We have posted news the other day about FAA announcing that some small drone regulations should be in place by the end of the year. Here is a small comparison on what the situation is in Canada as compared to the US.
When Canadians attempt to characterize aspects of Canadian culture, it’s not uncommon to draw comparisons with the US. It makes sense to begin by stating that the regulatory framework in Canada is quite distinct from that of the US – here’s why…
In Canada, commercial operators can apply to obtain Special Flight Operations Certificates (SFOCs) from Transport Canada. It takes Transport Canada about 20 days to assess applications, and last year the agency issued 945 SFOCs to applicants representing a variety of industries including aerial videography, agriculture and oil and gas.
Generally, the Canadian UAV regulations do not establish bright line rules governing drone operations – for instance they do not specify whether you need a pilot’s license to complete a commercial drone flight, or whether it is permitted to fly beyond the visual line of sight. Rather, Transport Canada assesses applications using a case-by-case approach. In order to obtain approval, applicants must show that they can mitigate operational risks to an acceptable level.

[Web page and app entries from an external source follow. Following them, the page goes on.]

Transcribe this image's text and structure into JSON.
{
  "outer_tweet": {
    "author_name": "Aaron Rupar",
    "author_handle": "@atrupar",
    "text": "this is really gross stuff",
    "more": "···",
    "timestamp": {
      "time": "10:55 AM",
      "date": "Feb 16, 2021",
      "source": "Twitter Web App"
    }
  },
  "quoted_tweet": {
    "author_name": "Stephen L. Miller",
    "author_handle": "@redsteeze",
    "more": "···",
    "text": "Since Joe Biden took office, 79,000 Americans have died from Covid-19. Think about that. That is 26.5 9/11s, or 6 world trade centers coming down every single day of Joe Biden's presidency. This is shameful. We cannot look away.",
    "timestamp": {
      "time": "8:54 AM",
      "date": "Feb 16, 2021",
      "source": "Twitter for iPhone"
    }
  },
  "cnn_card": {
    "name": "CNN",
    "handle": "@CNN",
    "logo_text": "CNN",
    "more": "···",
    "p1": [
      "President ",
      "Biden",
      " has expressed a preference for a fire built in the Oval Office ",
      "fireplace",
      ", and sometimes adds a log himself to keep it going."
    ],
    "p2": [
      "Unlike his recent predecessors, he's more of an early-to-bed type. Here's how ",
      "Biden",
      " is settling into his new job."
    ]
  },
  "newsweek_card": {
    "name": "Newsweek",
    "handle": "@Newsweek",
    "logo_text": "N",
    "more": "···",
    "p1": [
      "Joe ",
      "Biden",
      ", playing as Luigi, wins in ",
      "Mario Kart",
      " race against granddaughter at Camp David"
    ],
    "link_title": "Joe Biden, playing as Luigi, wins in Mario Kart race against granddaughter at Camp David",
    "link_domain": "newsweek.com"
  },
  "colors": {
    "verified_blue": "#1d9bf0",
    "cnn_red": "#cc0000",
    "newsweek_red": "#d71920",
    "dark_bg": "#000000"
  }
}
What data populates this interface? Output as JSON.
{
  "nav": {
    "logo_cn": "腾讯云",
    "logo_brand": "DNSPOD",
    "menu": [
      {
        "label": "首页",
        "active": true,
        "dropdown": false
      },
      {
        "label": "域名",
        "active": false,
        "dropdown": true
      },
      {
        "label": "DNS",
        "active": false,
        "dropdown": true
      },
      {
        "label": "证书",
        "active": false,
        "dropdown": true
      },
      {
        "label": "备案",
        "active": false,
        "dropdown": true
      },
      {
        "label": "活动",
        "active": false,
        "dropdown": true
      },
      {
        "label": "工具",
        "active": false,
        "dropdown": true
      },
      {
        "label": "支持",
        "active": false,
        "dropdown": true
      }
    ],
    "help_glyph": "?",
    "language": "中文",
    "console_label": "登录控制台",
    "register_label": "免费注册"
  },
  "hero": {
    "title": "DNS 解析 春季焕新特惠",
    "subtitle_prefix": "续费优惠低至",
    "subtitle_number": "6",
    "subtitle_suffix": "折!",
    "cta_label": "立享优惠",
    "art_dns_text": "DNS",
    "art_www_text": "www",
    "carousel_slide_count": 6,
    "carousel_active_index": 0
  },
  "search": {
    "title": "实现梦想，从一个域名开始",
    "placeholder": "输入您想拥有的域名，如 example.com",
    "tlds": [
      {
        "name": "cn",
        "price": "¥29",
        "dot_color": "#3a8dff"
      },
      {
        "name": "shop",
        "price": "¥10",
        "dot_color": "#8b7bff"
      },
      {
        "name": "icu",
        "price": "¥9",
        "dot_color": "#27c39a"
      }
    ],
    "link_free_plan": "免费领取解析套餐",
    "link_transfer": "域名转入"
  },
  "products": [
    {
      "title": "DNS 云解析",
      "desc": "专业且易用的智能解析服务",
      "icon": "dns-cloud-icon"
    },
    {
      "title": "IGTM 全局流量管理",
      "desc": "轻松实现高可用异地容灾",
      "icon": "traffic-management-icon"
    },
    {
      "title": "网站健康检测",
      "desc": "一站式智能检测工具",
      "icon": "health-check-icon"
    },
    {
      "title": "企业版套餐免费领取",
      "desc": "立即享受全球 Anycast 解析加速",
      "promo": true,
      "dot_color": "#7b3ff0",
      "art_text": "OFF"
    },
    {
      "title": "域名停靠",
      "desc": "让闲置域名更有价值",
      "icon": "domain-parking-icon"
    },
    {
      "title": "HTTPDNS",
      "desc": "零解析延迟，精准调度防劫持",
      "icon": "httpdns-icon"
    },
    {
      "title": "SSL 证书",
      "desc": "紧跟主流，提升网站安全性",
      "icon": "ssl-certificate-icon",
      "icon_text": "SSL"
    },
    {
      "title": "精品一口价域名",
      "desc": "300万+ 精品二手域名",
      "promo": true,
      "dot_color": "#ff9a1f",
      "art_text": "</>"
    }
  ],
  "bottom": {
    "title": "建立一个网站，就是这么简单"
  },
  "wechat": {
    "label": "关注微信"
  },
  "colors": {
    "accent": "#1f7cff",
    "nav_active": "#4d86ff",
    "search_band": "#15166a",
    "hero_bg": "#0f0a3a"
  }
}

In the US, many small commercial drone operators have been forced to operate in a legal limbo under constant threat of possible FAA enforcement action while lawsuits challenging the FAA’s position wind their way through the Court of Appeals. This is because the FAA has issued a regulatory interpretation that asserts that any non-hobby or recreation flights by small unmanned aerial vehicles are illegal without specific FAA authorization. Only seven operators have received FAA authorization to date – via regulatory exemptions – to operate commercially. And those exemptions carry onerous requirements. For example, the six so-called Hollywood exemptions require the drone operator to hold a private pilot certificate. If this doesn’t sound particularly onerous for an unmanned vehicle weighing 55 pounds and under, bear in mind that 1300 pound manned airplanes, carrying a pilot and a passenger, can be flown legally in the United States under FAA rules with no private pilot’s license. It’s hard to understand why an unmanned vehicle weighing a fraction of that amount would require a pilot’s license.
In the meanwhile, our neighbor to the north has had a well-defined process for UAV operators to get commercial approval to fly since at least 2008. Now Transport Canada, Canada’s FAA equivalent, has announced two exemptions that will make it even simpler for small UAVs to operate. Under the new exemptions, “a Special Flight Operations Certificate will not be required for UAVs under 2 kilograms and certain operations involving UAVs under 25 kilograms. The new approach will apply to commercial operations and contribute to a strong safety regime for those on the ground and in the skies.” The exemptions will go into effect later in the month and require compliance with certain requirements, including operating within line-of-sight, maximum altitudes and away from congested areas and airports. At the same time, Canada announced that it is simplifying the application process and reducing the time it takes to get authorization to fly larger UAVs.
In my opinion, Canada’s approach shows a considered balance between the potential safety risks of these unmanned aerial vehicles and the important technological promise these vehicles bring to many fields. The FAA should strongly consider a “blanket” exemption for very small UAVs with similar safety restrictions and a simpler, less onerous process for commercial operation of larger UAVs.